== Segment start ==
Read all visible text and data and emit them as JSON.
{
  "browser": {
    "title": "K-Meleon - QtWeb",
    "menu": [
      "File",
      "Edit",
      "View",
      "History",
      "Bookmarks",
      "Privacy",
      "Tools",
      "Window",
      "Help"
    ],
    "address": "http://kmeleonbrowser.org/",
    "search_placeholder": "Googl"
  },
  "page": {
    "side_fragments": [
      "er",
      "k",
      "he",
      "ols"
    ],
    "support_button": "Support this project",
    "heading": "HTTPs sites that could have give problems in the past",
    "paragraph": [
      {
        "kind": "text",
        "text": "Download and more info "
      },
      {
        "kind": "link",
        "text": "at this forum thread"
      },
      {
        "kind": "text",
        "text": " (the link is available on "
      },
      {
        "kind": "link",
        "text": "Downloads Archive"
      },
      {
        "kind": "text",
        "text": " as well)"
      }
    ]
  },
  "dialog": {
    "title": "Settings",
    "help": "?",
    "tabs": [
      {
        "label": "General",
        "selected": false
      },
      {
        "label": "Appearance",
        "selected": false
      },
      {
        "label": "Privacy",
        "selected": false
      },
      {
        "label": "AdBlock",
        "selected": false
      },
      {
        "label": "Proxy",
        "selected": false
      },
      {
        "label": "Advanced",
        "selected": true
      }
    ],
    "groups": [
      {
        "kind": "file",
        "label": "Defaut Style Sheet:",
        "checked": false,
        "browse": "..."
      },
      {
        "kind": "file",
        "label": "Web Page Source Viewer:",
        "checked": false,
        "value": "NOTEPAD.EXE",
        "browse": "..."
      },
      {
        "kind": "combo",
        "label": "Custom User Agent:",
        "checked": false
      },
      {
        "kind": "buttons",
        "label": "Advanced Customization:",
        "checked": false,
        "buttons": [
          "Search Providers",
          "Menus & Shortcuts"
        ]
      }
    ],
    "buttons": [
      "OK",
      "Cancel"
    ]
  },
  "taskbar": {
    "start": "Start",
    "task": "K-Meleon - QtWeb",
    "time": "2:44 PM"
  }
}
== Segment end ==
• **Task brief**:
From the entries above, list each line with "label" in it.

• **Task solution**:
        "label": "General",
        "label": "Appearance",
        "label": "Privacy",
        "label": "AdBlock",
        "label": "Proxy",
        "label": "Advanced",
        "label": "Defaut Style Sheet:",
        "label": "Web Page Source Viewer:",
        "label": "Custom User Agent:",
        "label": "Advanced Customization:",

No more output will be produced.